However, the Red Cross district encompassing Cherokee, Adair and Muskogee counties desperately needs more volunteers.
“Currently, we have 44 volunteers,” said Ryan Hardaway, director of the Red Cross for the three-county area. “But only 11 are considered responders. The others are observers or volunteers training to become responders. Right now, we only have enough people for four or five response teams.”
The small number must respond to crises - often house fires - within a population of 120,000 in the three counties. Hardaway said the Red Cross would like to have 50 volunteers in each county.
“Last year, about $62,000 in assistance and funds went to help 117 families recover from home fires in our three counties,” Hardaway said. “Seventy percent of those families had no homeowner’s or renter’s insurance. The year before, we spend $71,000 helping 121 families recover from home fires. The year before that, when we had the floods, we spent more than $100,000 helping 155 families recover from flood, fire or tornado.”
Depending on qualifications, Red Cross volunteers may be involved with operating shelters, providing food, or distributing bulk supplies, cleanup materials and tarps. Volunteers sign up for hours and days they are available to respond, but during large-scale crises, they can expect to be called into action at any hour.
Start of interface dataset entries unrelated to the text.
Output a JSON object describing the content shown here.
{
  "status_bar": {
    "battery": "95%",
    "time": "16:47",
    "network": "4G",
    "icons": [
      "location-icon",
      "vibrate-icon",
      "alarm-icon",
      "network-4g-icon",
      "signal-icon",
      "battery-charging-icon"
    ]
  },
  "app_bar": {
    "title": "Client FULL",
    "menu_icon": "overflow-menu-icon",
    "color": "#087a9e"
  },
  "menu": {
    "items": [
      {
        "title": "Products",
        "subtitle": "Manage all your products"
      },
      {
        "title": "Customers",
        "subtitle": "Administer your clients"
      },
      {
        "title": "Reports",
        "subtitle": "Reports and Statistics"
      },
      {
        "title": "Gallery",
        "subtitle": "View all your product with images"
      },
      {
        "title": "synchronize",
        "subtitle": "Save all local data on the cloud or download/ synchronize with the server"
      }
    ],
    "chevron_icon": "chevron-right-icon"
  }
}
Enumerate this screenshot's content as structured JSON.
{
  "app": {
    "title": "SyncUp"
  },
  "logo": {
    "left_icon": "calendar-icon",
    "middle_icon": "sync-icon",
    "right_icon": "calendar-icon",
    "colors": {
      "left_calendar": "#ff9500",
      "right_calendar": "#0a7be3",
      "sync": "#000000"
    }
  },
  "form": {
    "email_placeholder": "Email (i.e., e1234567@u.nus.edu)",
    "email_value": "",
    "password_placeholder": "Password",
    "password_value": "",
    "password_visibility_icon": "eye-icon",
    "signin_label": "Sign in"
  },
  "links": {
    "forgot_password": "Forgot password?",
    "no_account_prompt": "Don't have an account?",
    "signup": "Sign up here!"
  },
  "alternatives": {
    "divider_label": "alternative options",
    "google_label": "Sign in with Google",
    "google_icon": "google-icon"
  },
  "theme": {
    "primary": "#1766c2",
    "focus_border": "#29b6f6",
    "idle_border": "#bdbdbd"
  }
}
To be part of a Disaster Action Team, a volunteer must pass three Red Cross classes: an overview of disaster services, a six-hour training in client casework and a four-hour training in basic disaster assessment. Other courses useful to DAT members include a six-hour emergency response vehicle training and a self-study on defensive driving.
“If you want to get further involved in the Red Cross, you can dive deep,” Hardaway said. “We offer 18 classes which can enhance training and experience for our volunteers. To whatever degree a person wants to get involved, that is how involved we want them to be.”
Those who might not wish to volunteer can assist with monetary contributions.
“We have been able to help because people have donated funds,” Hardaway said. “There is no mission without volunteers, but there is also no mission without donors.”
While Hardaway urged locals to volunteer, he also wanted them to understand its challenges.
“It can be a lifestyle change,” he said. “People love volunteering, or they decide it isn’t quite right for them. It can be difficult, but you help people when they need it most.”